Three travel books by the same author- one about Peru and Bolivia and the Inca world, one about a road trip through Mexico in the 80s, and one about ancient roads in southern England. I enjoyed the first two books, but gained a huge dislike for the author in the third book, because he suddenly turned into a Jeremy Clarkson type creep.
A biography of the writer (who I highly recommend if you’ve never read her- start with We Have Always Lived in the Castle). One of those biographies of people in the 50s that makes you think “if only that person had been born 20 years later”. Given a bit more social freedom, Shirley could have ditched her terrible husband and been a lot happier, and probably lived a lot longer.
Written by the son of the proprietor, this is an odd read. On the one hand he talks about his father’s recklessness and strange decisions, but on the the other hand he’s still drunk his father’s kool aid, and tries to defend him at the same time. Extremely American, extremely Republican.
One of the best books I’ve read in years. The same author as Jonathan Strange and Mr Norrell. Piranesi wanders around the House, a giant edifice of endless rooms and Greek statues, sealife and birds, mapping it out and keeping his diary, and meeting up with the only other human in the universe once a week. Why are his diary and his memories starting to match up less and less though? A really good twisty tale about parallel universes, with a really unique atmosphere.
I’d seen the Netflix tv show adaptation, and wanted to read the book it was based on. It’s much the same as the tv show for the first part, except the main character’s talent is writing not music, and she doesn’t run away to Berlin. The second book is her attempts to build a new life, and visit her grandmother’s hometown in Hungary, it’s really kind of a mess and not as good as the first one.
Another recommendation- an mathematician and an editor sit down in the 50s on a mediterranean island to review a book of detective stories the author wrote back in the 30s to illustrate his mathematical theories of the structure of whodunnits. The book goes back and forth between the stories themselves- deliberate pastiches of Agatha Christie but with a strange Hieronymous Bosch atmosphere- and the story of the author and the writer, which also has a lot of twists and turns.
A big disappointment. It’s a story about a band in the 60s that links up with Cloud Atlas, the Bone Clocks and Jacob de Zoet, but it’s cheesy as hell, with constant cringey cameos from celebrities of the era.
I used to read Jezebel a lot when they were owned by Gawker Media, and used to have a lot of high profile journalists like Lindy West. It’s a shadow of its former self now after the lawsuits and the selloffs, with poor quality writing. So it was a pleasure to have a whole new collection of Lindy’s essays on various social and political topics.
And then I discovered in fact there was a whole series of le Guin books I hadn’t read, and they’re great.

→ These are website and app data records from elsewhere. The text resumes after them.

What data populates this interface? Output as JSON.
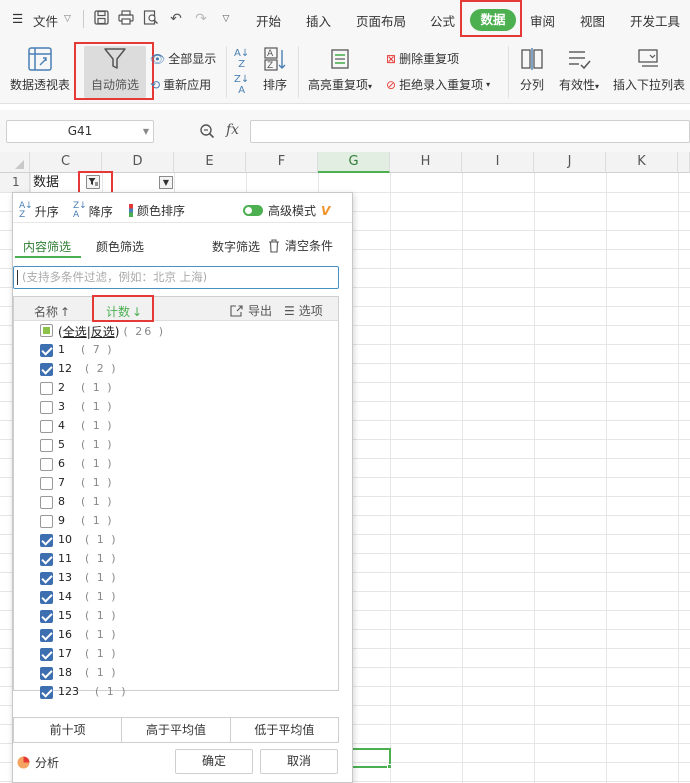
{
  "menubar": {
    "file": "文件",
    "tabs": [
      "开始",
      "插入",
      "页面布局",
      "公式",
      "数据",
      "审阅",
      "视图",
      "开发工具"
    ]
  },
  "ribbon": {
    "pivot": "数据透视表",
    "autofilter": "自动筛选",
    "show_all": "全部显示",
    "reapply": "重新应用",
    "sort": "排序",
    "highlight_dup": "高亮重复项",
    "remove_dup": "删除重复项",
    "reject_dup": "拒绝录入重复项",
    "split": "分列",
    "validity": "有效性",
    "insert_dropdown": "插入下拉列表"
  },
  "formula": {
    "cell_ref": "G41",
    "fx": "fx"
  },
  "grid": {
    "columns": [
      "C",
      "D",
      "E",
      "F",
      "G",
      "H",
      "I",
      "J",
      "K"
    ],
    "selected_column": "G",
    "row1_num": "1",
    "cell_c1": "数据"
  },
  "accent": "#4caf50",
  "highlight": "#e53935",
  "panel": {
    "asc": "升序",
    "desc": "降序",
    "color_sort": "颜色排序",
    "advanced": "高级模式",
    "advanced_on": true,
    "tab_content": "内容筛选",
    "tab_color": "颜色筛选",
    "number_filter": "数字筛选",
    "clear": "清空条件",
    "search_placeholder": "(支持多条件过滤，例如：北京  上海)",
    "col_name": "名称",
    "col_count": "计数",
    "export": "导出",
    "options": "选项",
    "select_all": "全选",
    "invert": "反选",
    "total": "( 26 )",
    "items": [
      {
        "label": "1",
        "count": "( 7 )",
        "checked": true
      },
      {
        "label": "12",
        "count": "( 2 )",
        "checked": true
      },
      {
        "label": "2",
        "count": "( 1 )",
        "checked": false
      },
      {
        "label": "3",
        "count": "( 1 )",
        "checked": false
      },
      {
        "label": "4",
        "count": "( 1 )",
        "checked": false
      },
      {
        "label": "5",
        "count": "( 1 )",
        "checked": false
      },
      {
        "label": "6",
        "count": "( 1 )",
        "checked": false
      },
      {
        "label": "7",
        "count": "( 1 )",
        "checked": false
      },
      {
        "label": "8",
        "count": "( 1 )",
        "checked": false
      },
      {
        "label": "9",
        "count": "( 1 )",
        "checked": false
      },
      {
        "label": "10",
        "count": "( 1 )",
        "checked": true
      },
      {
        "label": "11",
        "count": "( 1 )",
        "checked": true
      },
      {
        "label": "13",
        "count": "( 1 )",
        "checked": true
      },
      {
        "label": "14",
        "count": "( 1 )",
        "checked": true
      },
      {
        "label": "15",
        "count": "( 1 )",
        "checked": true
      },
      {
        "label": "16",
        "count": "( 1 )",
        "checked": true
      },
      {
        "label": "17",
        "count": "( 1 )",
        "checked": true
      },
      {
        "label": "18",
        "count": "( 1 )",
        "checked": true
      },
      {
        "label": "123",
        "count": "( 1 )",
        "checked": true
      }
    ],
    "top10": "前十项",
    "above_avg": "高于平均值",
    "below_avg": "低于平均值",
    "analysis": "分析",
    "ok": "确定",
    "cancel": "取消"
  }
}
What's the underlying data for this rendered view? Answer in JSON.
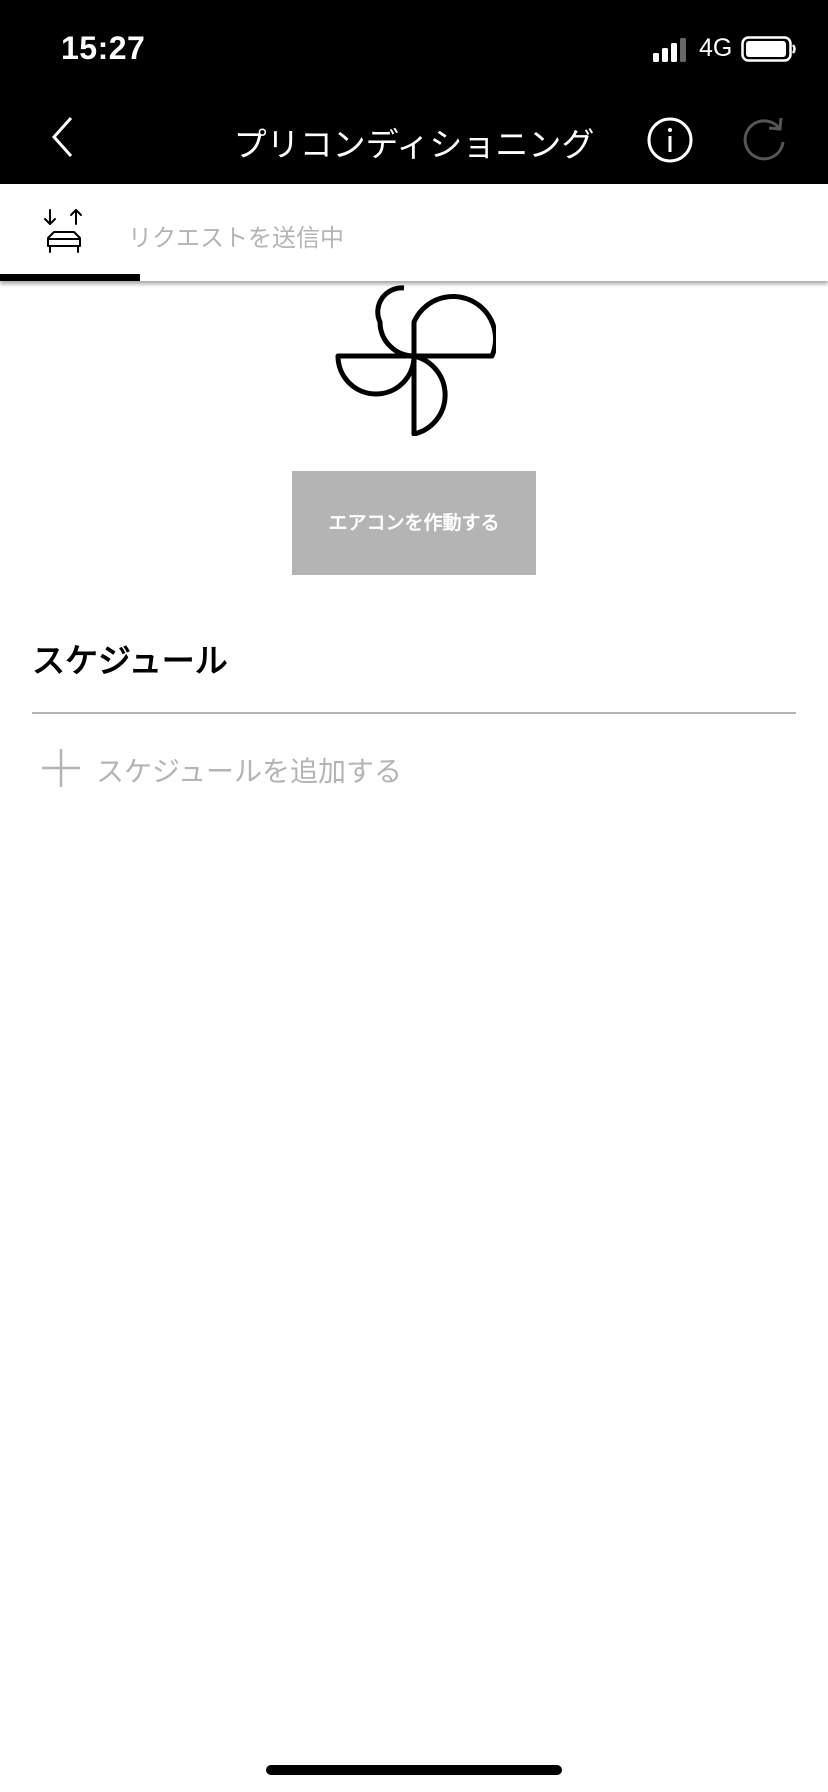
{
  "status_bar": {
    "time": "15:27",
    "network": "4G",
    "icons": [
      "signal-icon",
      "battery-icon"
    ]
  },
  "nav": {
    "title": "プリコンディショニング",
    "icons": [
      "back-chevron-icon",
      "info-icon",
      "refresh-icon"
    ]
  },
  "request": {
    "label": "リクエストを送信中",
    "icon": "car-transfer-icon"
  },
  "climate": {
    "icon": "fan-icon",
    "button_label": "エアコンを作動する"
  },
  "schedule": {
    "heading": "スケジュール",
    "add_label": "スケジュールを追加する",
    "add_icon": "plus-icon"
  },
  "colors": {
    "bar_background": "#000000",
    "muted_text": "#b4b4b4",
    "button_disabled": "#b4b4b4"
  }
}
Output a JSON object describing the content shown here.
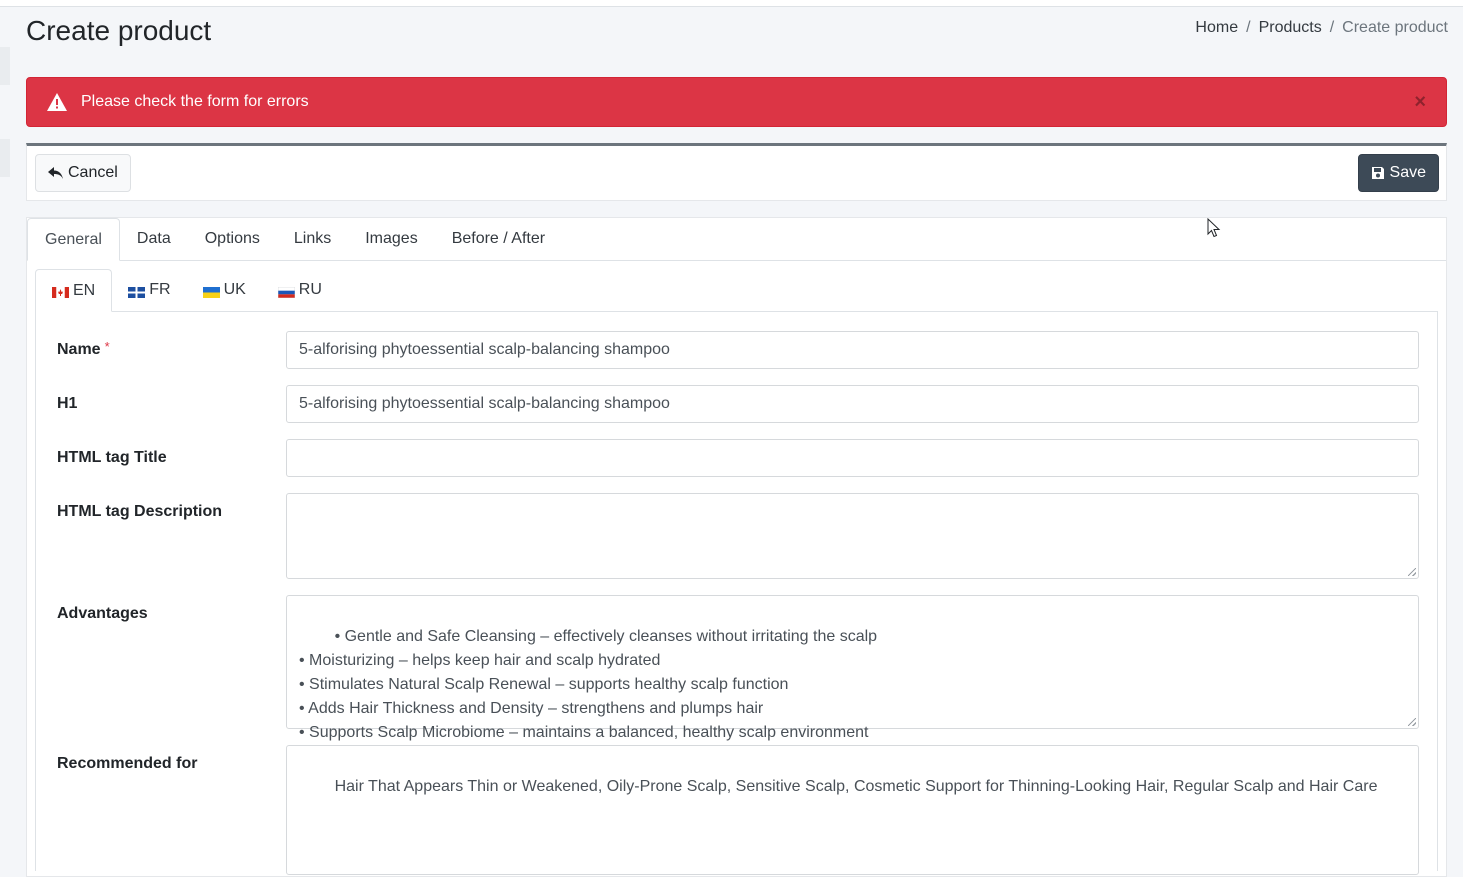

For some reason I thought they were aimed at children, but they’re definitely not suitable. Each book is a stand-alone story set in the same country with similar themes of trying to overcome societal oppression, but with characters who cross over. The third book, Powers was an absolute standout (and doesn’t require reading the other two).
A really good story of alternate timelines. From a young age Lauren Pailing has occasional visions of other universes. When she dies in a car accident age 13, she finds herself living in another timeline. The timelines keep branching out, with each new version told from the perspective of a different character. A really memorable and original take on the concept.
The Rotter’s Club and What A Carve Up are great. This was terrible, and I abandoned it halfway through. A clumsy, hamfisted attempt at Brexit satire that falls flat on its face and ruins characters from previous books.